Freedom: The Underground Railroad is a 2013 co-operative board game designed by Brian Mayer and published by Academy Games, their first game in the Freedom Series. The game has drawn positive attention for its approach and handling of the topic.
A card-driven, co-operative game set in early American History, Freedom: The Underground Railroad has players working together for the Abolitionist Movement to help bring an end to slavery in the United States. The players use a combination of cards, which feature historical figures and events spanning from early independence until the Civil War and contain action tokens and character benefits which impact the game. The game can be played solo or up to four players, each playing one of six possible archetypes from the abolitionist movement: agent, conductor, preacher, shepherd, station master, or stockholder.
Several small card expansions, also designed by Mayer, were released with the Kickstarter version, each adding several new cards to the Abolitionist Deck.
The first goal that players need to achieve in Freedom: The Underground Railroad are to help a certain number of slaves make their way northward to freedom in Canada. How many varies depends on the number of players and the difficulty level of the game. The second winning condition is that the group needs to collectively raise the strength of the Abolitionist Movement, helping to bring about more permanent changes, by acquiring all of the support tokens in the game.
Freedom: The Underground Railroad components consists of a game board representing connections between cities and spaces on the map of the United States, three decks of cards (Role cards, Abolitionist cards, and Slave Market cards), five slave catcher tokens, 110 wooden cubes representing the men, women and children trapped in slavery, slave catcher movement dice, action tokens (support, fundraising, and conductor), money, and a lead player token. The Abolitionist cards are broken up into three eras (1800-1839, 1840–1859, 1860-1865) and feature historical events and individuals from those eras that impacted the fight for freedom, both positively and negatively. General Abolitionist cards are used when acquired, Reserve Abolitionist cards can be held onto until an opportune time, and Opposition cards work against the players in various ways. At the start of the game, Opposition cards are distributed throughout the three era decks. Players are given a random role at the beginning of the game.
Gloomhaven is a cooperative board game for 1 to 4 players designed by Isaac Childres and published by Cephalofair Games in 2017. It is a campaign-based dungeon crawl game with a branching narrative campaign with 95 unique playable scenarios, 17 playable classes, and more than 1,500 cards in a box which weighs almost 10 kilograms (22 lb).

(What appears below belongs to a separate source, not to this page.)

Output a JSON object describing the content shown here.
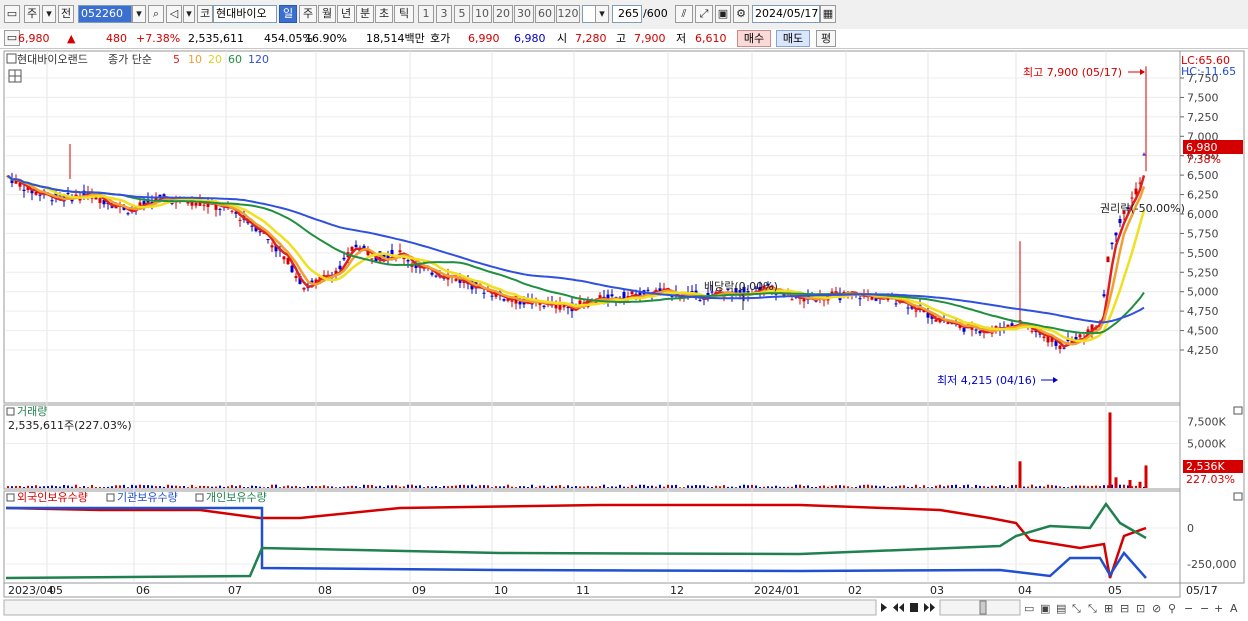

Gloomhaven is a fantasy-themed, campaign-based tactical skirmish game, in which players try to triumph in combat-based scenarios which scale in difficulty depending on the number of players. The game is cooperative and campaign driven, with 1 to 4 players working their way through a branching story consisting of almost 100 scenarios. The campaign develops in a legacy format, with stickers that are placed on the board and cards and sealed envelopes that are opened when certain criteria are met.
While it has drawn comparisons to role-playing games such as Dungeons & Dragons and other dungeon crawl board games, Gloomhaven uses game mechanics similar to modern eurogames.
Characters and monsters move about on hex tiles representing dungeons and cellars. Players simultaneously choose two cards to play each turn, each of which has a top and a bottom half, and choose the top half of one card and the bottom of the other to allow their characters to take actions such as moving, healing and attacking monsters. Randomization is not provided by dice, as is usually the case with such games, but is handled by a deck of cards.